The aim of this research was to model the mechanical behaviour of wafers found in various confectionery products in order to optimise the manufacturing stage. Compression and bending tests showed that the mechanical behaviour of the wafer was characteristic of a brittle foam. The internal microstructure of the wafer sheet was examined with an optical microscope which showed that the wafer possessed a sandwich structure with a porous core between two denser skins. An analytical model was developed to calculate the individual moduli of the wafer core and skin sections. These modulus values were used in a finite element (FE) model which consisted of a simple repetitive geometry. The FE model simulated the linear deformation of the wafer under compression and bending. The predictions from the analytical and numerical models were compared. They were found to agree in compression but deviated under bending due to the large mismatch of the core and skin moduli.

January: Effect of high pressure and high temperature on the microstructural evolution of a single crystal Ni-based superalloy 

Inmaculada Lopez-Galilea, Stephan Huth, Werner Theisen, Thomas Fockenberg, Sumit Chakraborty
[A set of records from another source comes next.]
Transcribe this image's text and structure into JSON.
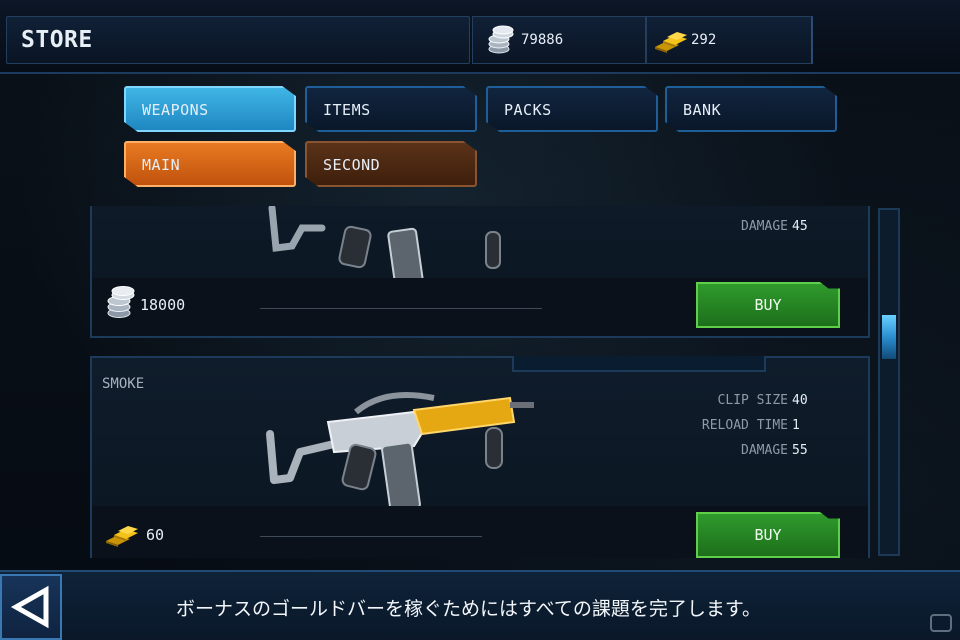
{
  "header": {
    "title": "STORE",
    "silver_amount": "79886",
    "gold_amount": "292"
  },
  "tabs": [
    {
      "label": "WEAPONS",
      "active": true
    },
    {
      "label": "ITEMS",
      "active": false
    },
    {
      "label": "PACKS",
      "active": false
    },
    {
      "label": "BANK",
      "active": false
    }
  ],
  "subtabs": [
    {
      "label": "MAIN",
      "active": true
    },
    {
      "label": "SECOND",
      "active": false
    }
  ],
  "items": [
    {
      "name": "",
      "stats": [
        {
          "label": "DAMAGE",
          "value": "45"
        }
      ],
      "price": "18000",
      "currency": "silver",
      "buy_label": "BUY"
    },
    {
      "name": "SMOKE",
      "stats": [
        {
          "label": "CLIP SIZE",
          "value": "40"
        },
        {
          "label": "RELOAD TIME",
          "value": "1"
        },
        {
          "label": "DAMAGE",
          "value": "55"
        }
      ],
      "price": "60",
      "currency": "gold",
      "buy_label": "BUY"
    }
  ],
  "scroll": {
    "position": 0.35
  },
  "footer": {
    "hint": "ボーナスのゴールドバーを稼ぐためにはすべての課題を完了します。"
  },
  "icons": {
    "silver": "silver-coins-icon",
    "gold": "gold-bars-icon",
    "back": "back-arrow-icon",
    "watermark": "gamer-logo-icon"
  },
  "colors": {
    "tab_active": "#2a9ad6",
    "subtab_active": "#d8661a",
    "buy_button": "#26852a"
  }
}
10853_2012_6752_Fig10    ©Springer
The application of high nearly hydrostatic pressures at elevated temperatures on the LEK94 single crystal (SX) nickel-based superalloy directly affects its microstructure. This is due to a combination of the effect of pressure on the Gibbs free energy, on the diffusion coefficients of the alloying elements, on the internal coherent stresses, and on the porosity distribution. The last effect depends at least on the first three. Therefore, based on the theoretical influences of the pressure, the main objective of this work is to understand, by means of an experimental work, the effect of high pressure at elevated temperature during annealing on the evolution of the phases morphology, and porosity of the high-temperature material LEK94. Specifically, pressures up to 4 GPa, temperatures up to 1180 °C, and holding times up to 100 h were investigated. The main findings are that, porosity can be considerably reduced without affecting significantly the γ/γ′ microstructure by high pressure annealing and the verification that increasing the external pressure stabilizes the γ′-phase.